Africa has not benefited from its links with rich nations and should ensure economic interactions with others are not one-sided, South Africa’s Economic Development Minister Ebrahim Patel said.
Patel told a conference on the continent’s relations with China that Africa would continue to pursue relations which the United States and Europe, but that the “centre of geo-economic gravity” was shifting to Asia and Latin America.
“I will be blunt about it, we don’t think Africa has benefited from the relationship with the (West),” Patel told the conference.
“There are significant gaps in our own economic trajectory, some of which we have not been able to address in that relationship, so bringing a wider range of investors into our economies is necessary for us,” he added.
Patel encouraged Chinese firms operating in South Africa to enter into joint ventures with local companies.
“Those can constitute a huge assistance to the local economy. China’s own economic growth has been fuelled by joint ventures it had with industrialised countries,” Patel said.
“As the South African government (we) seek to strengthen that relationship and to ensure it has a much stronger job-creating impact in South Africa that helps us to diversify our economy and grasp the challenge of avoiding de-industrialisation.”
Trade between China and Africa has soared in the past decade, driven by China’s resource needs and growing African demand for cheap Chinese-made products.
In 2008, total trade was $106.8 billion, up 45.1% on 2007. Nine years ago total trade between Africa and China stood at $10.5 billion.

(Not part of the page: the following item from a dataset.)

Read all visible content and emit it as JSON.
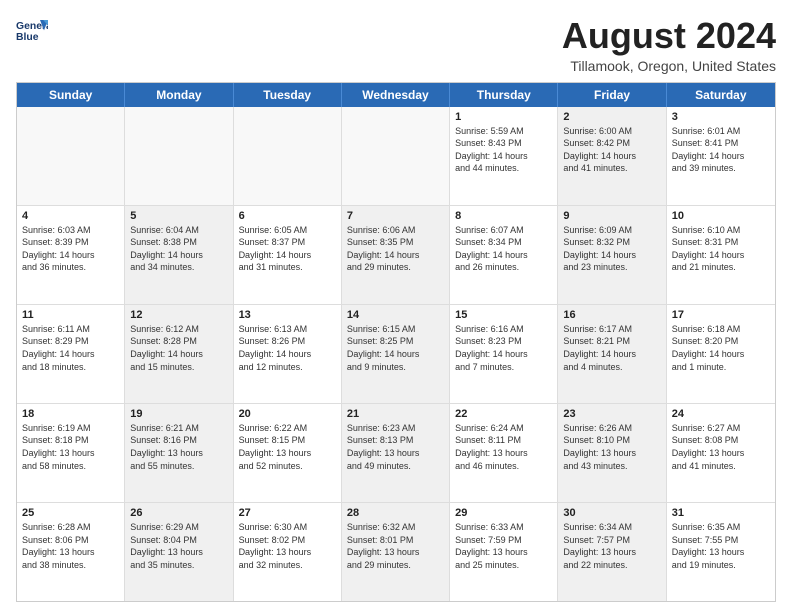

China has overtaken the United States as Africa’s top trading partner.
The thriving trade and business ties have prompted accusations from the West and other critics that Beijing is only interested in African resources. China has dismissed the charges.
Patel said African governments should prioritise their own development needs when entering investment deals with countries like China.
“Failure to do that is one way of prematurely stunting this relationship,” he warned.
Pic: Lack of infrastructure in Africa